Just last week, I made two dresses out two fat quarter pieces of fabric. One for Penelope, and one for my friend Stacey (who had the awesome post this week about a great outdoor activity for a wild boy!) She is very close to giving birth to a sweet baby girl and I wanted to make her one of my pillow case dresses.
The baby girl’s dress is about a 3-6 months if I had to guess. I am not big on measuring, I just use an old dress and eye ball it. One of the reasons I love pillow case dresses, they are so forgiving.
I got the fat quarter’s at Joanne Fabric’s for $1 each, when they were on sale. A fat quarteris simply a 1/4 of a yard of fabric, cut a certain way to be more square shaped than long and skinny. This is what the fat quarter looks like all in one piece.
This is the other one. I cut off the bottom panel to use on Penelope’s dress.
Then I pinned and sewed the bottom panel to the one for Penelope. It took me forever to figure out this part. I starred and starred at it, for like 30 minutes, and couldn’t figure out how to sew it on in one line of stitching. Then by the grace of God, when I was Joann Fabric’s later that day, to get more pink ribbon, they had a sample dress on a manikin with this type of bottom and I was able to look at it and figure it out!
So you fold the long rectangle panel of fabric in half along the long side. So the wrong sides of the panel are in the inside and the right side is on the outside. Then pin the bottom panel to the big piece, right sides facing.
Then sew a straight line. If you have a serger, you could just do one line with the serger and be done. But I don’t have one, so I just use pinking sheers to finish.
The picture on the left is what it looks like on the back, the right is the front.
If you look down the middle, you have made a little tube.

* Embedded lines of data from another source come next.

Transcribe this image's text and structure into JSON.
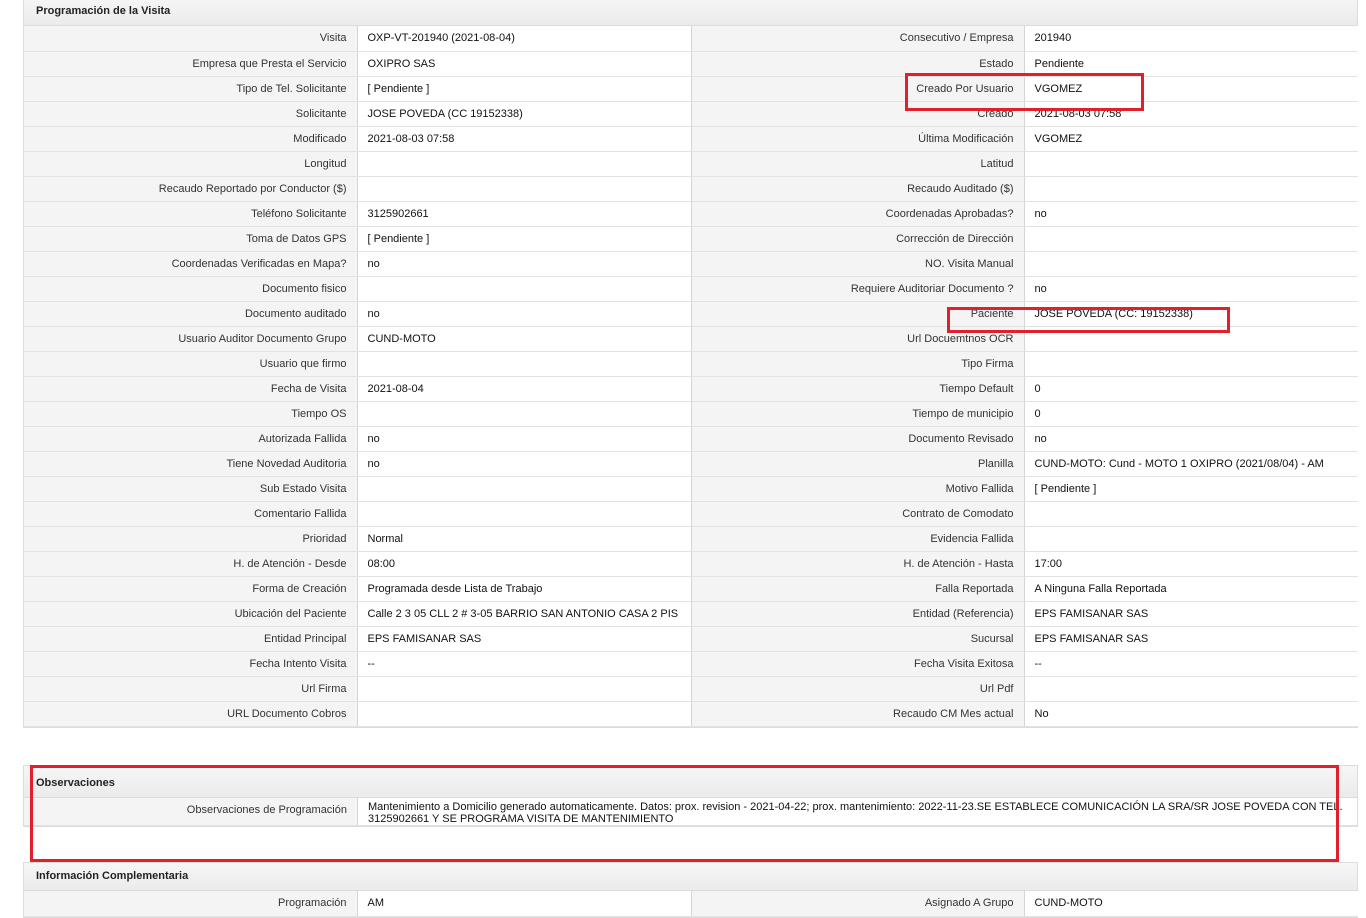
{
  "programacion": {
    "title": "Programación de la Visita",
    "rows": [
      {
        "l1": "Visita",
        "v1": "OXP-VT-201940 (2021-08-04)",
        "l2": "Consecutivo / Empresa",
        "v2": "201940"
      },
      {
        "l1": "Empresa que Presta el Servicio",
        "v1": "OXIPRO SAS",
        "l2": "Estado",
        "v2": "Pendiente"
      },
      {
        "l1": "Tipo de Tel. Solicitante",
        "v1": "[ Pendiente ]",
        "l2": "Creado Por Usuario",
        "v2": "VGOMEZ"
      },
      {
        "l1": "Solicitante",
        "v1": "JOSE POVEDA (CC 19152338)",
        "l2": "Creado",
        "v2": "2021-08-03 07:58"
      },
      {
        "l1": "Modificado",
        "v1": "2021-08-03 07:58",
        "l2": "Última Modificación",
        "v2": " VGOMEZ"
      },
      {
        "l1": "Longitud",
        "v1": "",
        "l2": "Latitud",
        "v2": ""
      },
      {
        "l1": "Recaudo Reportado por Conductor ($)",
        "v1": "",
        "l2": "Recaudo Auditado ($)",
        "v2": ""
      },
      {
        "l1": "Teléfono Solicitante",
        "v1": "3125902661",
        "l2": "Coordenadas Aprobadas?",
        "v2": " no"
      },
      {
        "l1": "Toma de Datos GPS",
        "v1": "[ Pendiente ]",
        "l2": "Corrección de Dirección",
        "v2": ""
      },
      {
        "l1": "Coordenadas Verificadas en Mapa?",
        "v1": " no",
        "l2": "NO. Visita Manual",
        "v2": ""
      },
      {
        "l1": "Documento fisico",
        "v1": "",
        "l2": "Requiere Auditoriar Documento ?",
        "v2": " no"
      },
      {
        "l1": "Documento auditado",
        "v1": " no",
        "l2": "Paciente",
        "v2": "JOSE POVEDA (CC: 19152338)"
      },
      {
        "l1": "Usuario Auditor Documento Grupo",
        "v1": "CUND-MOTO",
        "l2": "Url Docuemtnos OCR",
        "v2": ""
      },
      {
        "l1": "Usuario que firmo",
        "v1": "",
        "l2": "Tipo Firma",
        "v2": ""
      },
      {
        "l1": "Fecha de Visita",
        "v1": " 2021-08-04",
        "l2": "Tiempo Default",
        "v2": "0"
      },
      {
        "l1": "Tiempo OS",
        "v1": "",
        "l2": "Tiempo de municipio",
        "v2": "0"
      },
      {
        "l1": "Autorizada Fallida",
        "v1": " no",
        "l2": "Documento Revisado",
        "v2": " no"
      },
      {
        "l1": "Tiene Novedad Auditoria",
        "v1": " no",
        "l2": "Planilla",
        "v2": "CUND-MOTO: Cund - MOTO 1 OXIPRO (2021/08/04) - AM"
      },
      {
        "l1": "Sub Estado Visita",
        "v1": "",
        "l2": "Motivo Fallida",
        "v2": "[ Pendiente ]"
      },
      {
        "l1": "Comentario Fallida",
        "v1": "",
        "l2": "Contrato de Comodato",
        "v2": ""
      },
      {
        "l1": "Prioridad",
        "v1": "Normal",
        "l2": "Evidencia Fallida",
        "v2": ""
      },
      {
        "l1": "H. de Atención - Desde",
        "v1": "08:00",
        "l2": "H. de Atención - Hasta",
        "v2": "17:00"
      },
      {
        "l1": "Forma de Creación",
        "v1": "Programada desde Lista de Trabajo",
        "l2": "Falla Reportada",
        "v2": "A Ninguna Falla Reportada"
      },
      {
        "l1": "Ubicación del Paciente",
        "v1": "Calle 2 3 05 CLL 2 # 3-05 BARRIO SAN ANTONIO CASA 2 PIS",
        "l2": "Entidad (Referencia)",
        "v2": "EPS FAMISANAR SAS"
      },
      {
        "l1": "Entidad Principal",
        "v1": "EPS FAMISANAR SAS",
        "l2": "Sucursal",
        "v2": "EPS FAMISANAR SAS"
      },
      {
        "l1": "Fecha Intento Visita",
        "v1": " --",
        "l2": "Fecha Visita Exitosa",
        "v2": " --"
      },
      {
        "l1": "Url Firma",
        "v1": "",
        "l2": "Url Pdf",
        "v2": ""
      },
      {
        "l1": "URL Documento Cobros",
        "v1": "",
        "l2": "Recaudo CM Mes actual",
        "v2": "No"
      }
    ]
  },
  "observaciones": {
    "title": "Observaciones",
    "label": "Observaciones de Programación",
    "value": "Mantenimiento a Domicilio generado automaticamente. Datos: prox. revision - 2021-04-22; prox. mantenimiento: 2022-11-23.SE ESTABLECE COMUNICACIÓN LA SRA/SR JOSE POVEDA CON TEL. 3125902661 Y SE PROGRAMA VISITA DE MANTENIMIENTO"
  },
  "complementaria": {
    "title": "Información Complementaria",
    "rows": [
      {
        "l1": "Programación",
        "v1": "AM",
        "l2": "Asignado A Grupo",
        "v2": "CUND-MOTO"
      }
    ]
  },
  "colors": {
    "highlight": "#e0202a",
    "header_bg": "#ebebeb",
    "label_bg": "#f4f4f4"
  }
}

Then I added a piece of pink ribbon, so I could coordinate the ribbon that I used for the straps and to coordinate the finished dress to baby girl’s dress. I am hoping that they still fit when get together again, I am sucker for matching outfits.
Then I sewed both rectangles together along the sides. I put the fabric right side facing and sewed on either side. Then turned it inside out. At that point you have a big tube.

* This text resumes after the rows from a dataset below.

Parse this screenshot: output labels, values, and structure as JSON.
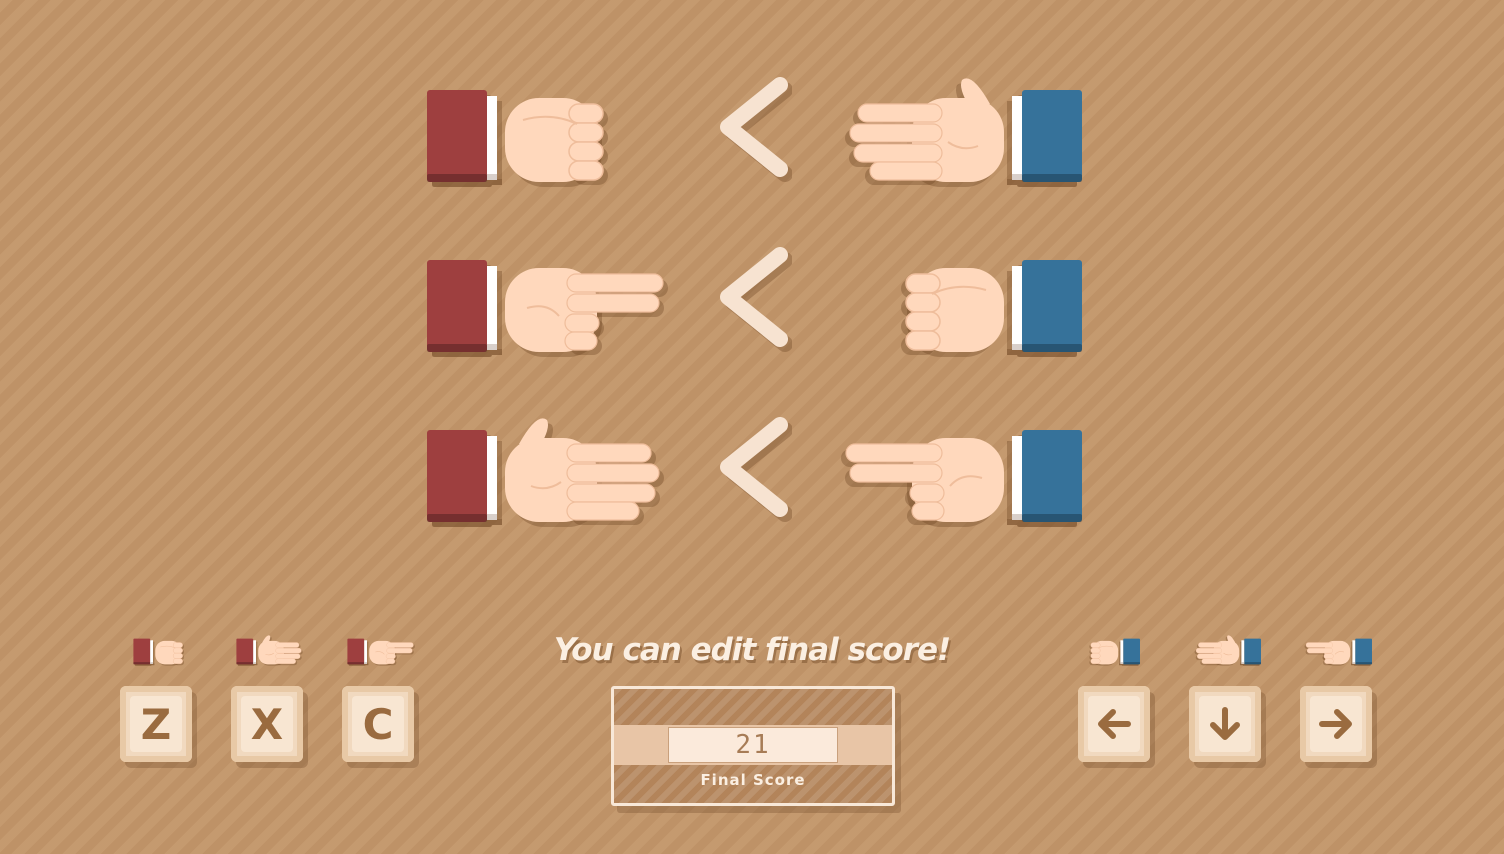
{
  "rules": [
    {
      "left": "rock",
      "operator": "<",
      "right": "paper"
    },
    {
      "left": "scissors",
      "operator": "<",
      "right": "rock"
    },
    {
      "left": "paper",
      "operator": "<",
      "right": "scissors"
    }
  ],
  "players": {
    "red": {
      "sleeve_color": "#9e3f3f",
      "controls": [
        {
          "gesture": "rock",
          "key": "Z"
        },
        {
          "gesture": "paper",
          "key": "X"
        },
        {
          "gesture": "scissors",
          "key": "C"
        }
      ]
    },
    "blue": {
      "sleeve_color": "#36729a",
      "controls": [
        {
          "gesture": "rock",
          "key": "arrow-left-icon"
        },
        {
          "gesture": "paper",
          "key": "arrow-down-icon"
        },
        {
          "gesture": "scissors",
          "key": "arrow-right-icon"
        }
      ]
    }
  },
  "colors": {
    "background": "#c29569",
    "skin": "#ffd8bc",
    "operator": "#f7e3d1",
    "key_text": "#9a6b3f"
  },
  "hint_text": "You can edit final score!",
  "final_score": {
    "value": "21",
    "label": "Final Score"
  }
}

Then I made the casing at the top. Fold the top down twice to your desired width, and make a tube with your fabric. When you sew it, be sure to leave a hole open, to thread your elastic through.
Use a safety pin to help you thread your elastic.
Once you thread your elastic all the way through, sew your hole closed. This is what the top looks like finished.
Then I pinned the straps of ribbon to the dress. I pinned them on either side of the elastic in the tube, so my stitching would line up with what I sewed already.
And ta-da! This dress was the first dress I used without using a tutorial or pattern, so I was pretty stoked.
It’s a little long on Penelope, but I wanted her to get plenty of wear out of it. She is in the 97% for height and she always grows out of the length of her dresses before her chest.
Oh, those blue eyes.
What do you think? Think you could make one too?